• Hot-air IC installation and removal systems subject surface-mount ICs to temperature-controlled hot air to reflow solder. A vacuum pickup tool removes or installs the chip with the help of a magnifying charge-coupled device (CCD) camera.
• Signature analysis is the primary diagnostic tool for PCB repair activity. It applies a current-limited ac signal across two points of a semiconductor junction. The current flow causes a vertical deflection of the cathode-ray-tube (CRT) trace, while the applied voltage causes a horizontal deflection. Together, they form a unique impedance (V-I) signature that represents the overall health of the junction under test. Analyzing the deflection signature reveals whether the component is good, bad, or marginal. Many units also can internally fire gate-triggered devices while viewing the V-I curves.
• Oscilloscopes, either analog or digital, analyze voltage waveforms under power.
• Function generators simulate square, sinusoidal, or triangle wave input and trigger signals.
• Digital voltmeters (DVMs), ranging from 3.5- to 6.5-digit meters, measure voltages down to 6.5-digit precision at the selected measurement range
• Cap and inductance meters, developed by Sencore, analyze capacitors for capacitance, equivalent series resistance (ESR), dielectric leakage, and frequency response. Inductance meters specifically measure similar attributes in coils.
• Power-supply load boxes are dynamic load banks for testing power-supply capacities, hold-up time, and spike sensitivity.
• Calibrators are reference systems traceable back to National Institute of Standards and Technology (NIST) standards for final adjustment of temperature, flow, and pressure related products.
• Mings, which are handheld testers, identify and check various ICs.
• System or simulation testers provide a means to test assemblies from the connectors to determine entire functionality.

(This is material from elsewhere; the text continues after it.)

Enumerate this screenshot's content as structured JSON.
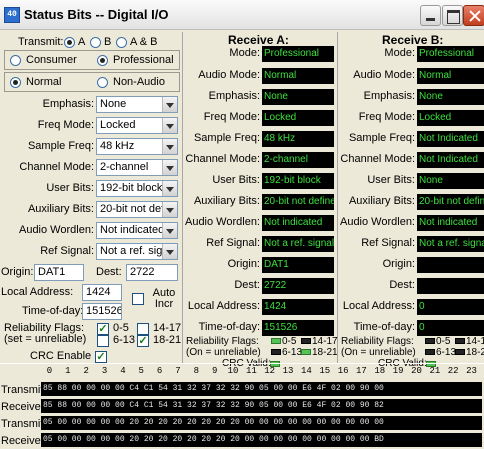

Furthermore, all equipment should be identified as either “used for diagnostic work” or “for final repair” (calibrated). All calibrated equipment should be on a scheduled gauge program.

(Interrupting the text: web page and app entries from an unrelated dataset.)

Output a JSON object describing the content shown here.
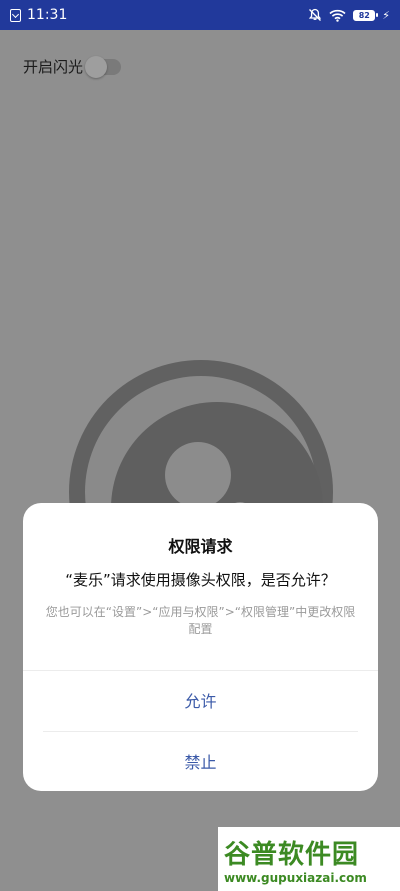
{
  "status_bar": {
    "time": "11:31",
    "battery_level": "82",
    "icons": [
      "notification-icon",
      "mute-icon",
      "wifi-icon",
      "battery-icon",
      "charging-icon"
    ]
  },
  "app": {
    "flash_label": "开启闪光",
    "flash_enabled": false
  },
  "dialog": {
    "title": "权限请求",
    "message": "“麦乐”请求使用摄像头权限，是否允许？",
    "hint": "您也可以在“设置”>“应用与权限”>“权限管理”中更改权限配置",
    "allow_label": "允许",
    "deny_label": "禁止"
  },
  "watermark": {
    "title": "谷普软件园",
    "url": "www.gupuxiazai.com"
  },
  "colors": {
    "status_bar": "#21399b",
    "scrim": "#8f8f8f",
    "dialog_button": "#3b5aa8",
    "watermark": "#3c8a23"
  }
}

Economies of Scale
The best repair, rework, and overhaul options at the lowest price points are only sustainable with a highly scalable ISP. For example, larger repair shops can offer more agility by leveraging their inventory of new and refurbished circuit-board assembly parts. This is especially important as it relates to emergency/rush repair services when customers experience production downtime.
In addition to cost-effectively replacing defective circuit-board components with new and/or more reliable parts, plant managers, owners, and operators want a full-service partner that can improve equipment performance and overall operating efficiency. Most repair shops, however, do not have the manpower, experience, or technology necessary to provide value-added PCB redesign and manufacturing services. In particular, for small and medium-sized ISPs, it’s simply cost-prohibitive.
When your circuit-board repair project is complete, the remanufactured, like-new-condition board(s) should always meet the same industry performance specifications as new PCBs. If you found a quality shop, you should expect that the parts will easily exceed the expected lifetime of the original board. When all is said and done, choosing the right ISP can save you up to 70% versus the cost of buying replacement PCBs from the OEM.
Ron Fukui is the director of engineering and technology for the Repair Services Division at PSI Repair Services Inc. He has a BS in electrical engineering technology from California Polytechnic University. Also, he has been an active member of the South East Michigan Community Alliance (SEMCA), where he was a member of the board of directors from 1996 to 2001. He was a member of the Board of Directors for Michigan’s School-to-Work programs from 1994 to 1998 as well. For more information about PSI Repair’s circuit board assembly repair services, call 800-325-4774 or visit http://www.psi-repair.com/repair-services/printed-circuit-board-repair.